Traditionally, Indians are used to consuming fresh food, shopping for fresh produce daily. So far, there’s been little fascination for processed or packaged food (around 2% of India’s agricultural output is processed). But, with globalisation and larger disposable incomes, lifestyles and consuming habits of Indians are changing. Now you can find anything from branded atta to bottled water, coffee to confectionery as packaged food on the shelves at retail stores across the country. The trend is apparent – more and more Indians are choosing to take home processed or packaged food everyday, along with their fresh groceries.

Since 80% of consumer spends in India are estimated to be on FMCG (household and personal-care products, confectionery and tobacco), even a quarter of that spend on processed or packaged food could open up a market of unbelievable proportions. Both Indian and global brands see this as a huge business opportunity, even in the face of government restrictions on direct entry of global brands in the retail sector. Homegrown Indian, as well as MNC, brands are ruling the roost at the moment, but soon most global packaged food brands are expected to be here.

Marketing has already begun in the urban centres and other towns, addressing a population of approx. 250 million. The rural markets are next, hopefully, adding another 250 million to the consumer base in the next 10 years.

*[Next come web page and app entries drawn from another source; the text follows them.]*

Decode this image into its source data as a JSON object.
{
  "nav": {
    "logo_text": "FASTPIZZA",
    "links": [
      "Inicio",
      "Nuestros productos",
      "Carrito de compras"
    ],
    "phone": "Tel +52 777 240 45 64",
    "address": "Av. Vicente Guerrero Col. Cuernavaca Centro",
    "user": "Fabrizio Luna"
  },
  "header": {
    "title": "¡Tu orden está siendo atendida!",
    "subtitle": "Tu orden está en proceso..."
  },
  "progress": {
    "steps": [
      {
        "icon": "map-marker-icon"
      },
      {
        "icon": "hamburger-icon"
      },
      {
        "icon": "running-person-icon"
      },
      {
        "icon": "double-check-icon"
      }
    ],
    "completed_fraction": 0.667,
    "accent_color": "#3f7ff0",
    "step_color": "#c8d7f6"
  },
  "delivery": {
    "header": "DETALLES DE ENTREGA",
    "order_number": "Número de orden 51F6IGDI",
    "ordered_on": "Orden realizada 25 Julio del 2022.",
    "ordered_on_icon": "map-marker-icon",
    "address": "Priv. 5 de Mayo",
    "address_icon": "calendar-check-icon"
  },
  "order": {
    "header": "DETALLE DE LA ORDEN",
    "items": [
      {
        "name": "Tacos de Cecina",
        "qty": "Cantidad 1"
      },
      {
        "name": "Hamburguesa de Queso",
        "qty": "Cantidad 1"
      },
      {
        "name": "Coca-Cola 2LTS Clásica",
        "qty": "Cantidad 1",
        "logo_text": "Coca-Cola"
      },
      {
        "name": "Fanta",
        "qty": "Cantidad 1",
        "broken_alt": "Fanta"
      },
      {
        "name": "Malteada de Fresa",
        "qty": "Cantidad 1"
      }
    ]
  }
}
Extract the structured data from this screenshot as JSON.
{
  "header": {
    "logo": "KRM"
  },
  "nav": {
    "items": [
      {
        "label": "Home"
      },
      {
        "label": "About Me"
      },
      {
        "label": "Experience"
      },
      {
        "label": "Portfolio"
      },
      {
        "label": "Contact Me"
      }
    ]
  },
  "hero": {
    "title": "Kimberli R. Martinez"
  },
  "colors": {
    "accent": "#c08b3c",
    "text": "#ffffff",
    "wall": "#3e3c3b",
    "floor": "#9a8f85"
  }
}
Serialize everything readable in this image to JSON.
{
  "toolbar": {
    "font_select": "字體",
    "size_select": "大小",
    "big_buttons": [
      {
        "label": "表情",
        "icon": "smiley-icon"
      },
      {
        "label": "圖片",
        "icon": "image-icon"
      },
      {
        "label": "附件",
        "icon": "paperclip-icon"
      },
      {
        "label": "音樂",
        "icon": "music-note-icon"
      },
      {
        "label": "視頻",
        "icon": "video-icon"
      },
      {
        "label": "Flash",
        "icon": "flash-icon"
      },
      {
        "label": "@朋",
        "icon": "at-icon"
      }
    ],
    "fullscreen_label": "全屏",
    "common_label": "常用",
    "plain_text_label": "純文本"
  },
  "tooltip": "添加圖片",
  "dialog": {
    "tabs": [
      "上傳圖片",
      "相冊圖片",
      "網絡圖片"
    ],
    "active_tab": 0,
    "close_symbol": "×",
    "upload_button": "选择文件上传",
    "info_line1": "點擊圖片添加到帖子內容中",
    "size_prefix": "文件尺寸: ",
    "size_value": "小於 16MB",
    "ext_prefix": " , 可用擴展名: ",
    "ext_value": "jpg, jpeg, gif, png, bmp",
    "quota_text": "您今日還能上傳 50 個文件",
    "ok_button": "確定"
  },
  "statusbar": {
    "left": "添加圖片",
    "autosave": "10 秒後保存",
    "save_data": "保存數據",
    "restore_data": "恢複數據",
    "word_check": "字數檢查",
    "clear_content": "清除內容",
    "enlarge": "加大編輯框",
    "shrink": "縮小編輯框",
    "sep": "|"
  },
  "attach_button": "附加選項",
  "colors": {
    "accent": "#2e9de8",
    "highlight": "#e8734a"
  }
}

Opening up to the world a market of 500 million consumers! With so many mouths to feed, nobody’s complaining!

01 October 2006

India assures a future for print journalism… in English

While the rest of the world is talking about the death of the printed newspaper (thanks to the Internet), India is on a new high. English-language newspapers in India are growing in circulation as well as in advertising revenues, and there’s talk of new publications coming up in the future. Already Mumbai has seen the launch of Hindustan Times, DNA and Mumbai Mirror, while Mumbai’s Mid-day has recently launched an edition in Bangalore.

But, there’s more. The International Herald Tribune started printing in India earlier this year. The Financial Times picked up a stake in Business Standard and plans to launch a South Asian edition next year. The Hindustan Times group, with branded content from the Wall Street Journal, is planning to launch a business title. Dainik Jagran (a Hindi newspaper group) is planning to print an international edition of the Independent (in English) sometime soon.

India’s regional language newspapers are growing too (even a 1% rise in India’s literacy level impacts newspaper readership), but it’s the English readership segment that the world is watching. What’s the reason for India’s success? The answer lies in India’s fast economic growth and the impact of globalisation – both contributing to a higher standard of living and a Westernised lifestyle. As an outcome, English language is used by more and more people these days, naturally increasing the demand for news in English.

Moreover, Indian newspapers are not threatened by online news and analysis as newspapers in the West are. With low penetration of the Internet – under 5% in India, compared to 69% in the US and 63% in the UK – Indian newspapers are enjoying a double benefit: Not only are they gathering new readers almost every day, they don’t have to compete with online advertising rivals as their Western counterparts do. On the contrary, for English-language newspapers, advertising revenues are soaring.

In the international market, this revenue looks small at the moment. But, with India’s huge population, it promises to grow to substantial levels… in a market which is rapidly shrinking internationally. In the world of print journalism, this looks like some sort of a magical turnaround. One hopes, India will keep her promise.


[Citation: The Guardian, 18 September 2006, ‘India is where the action is’ by Randeep Ramesh (requires user log in)]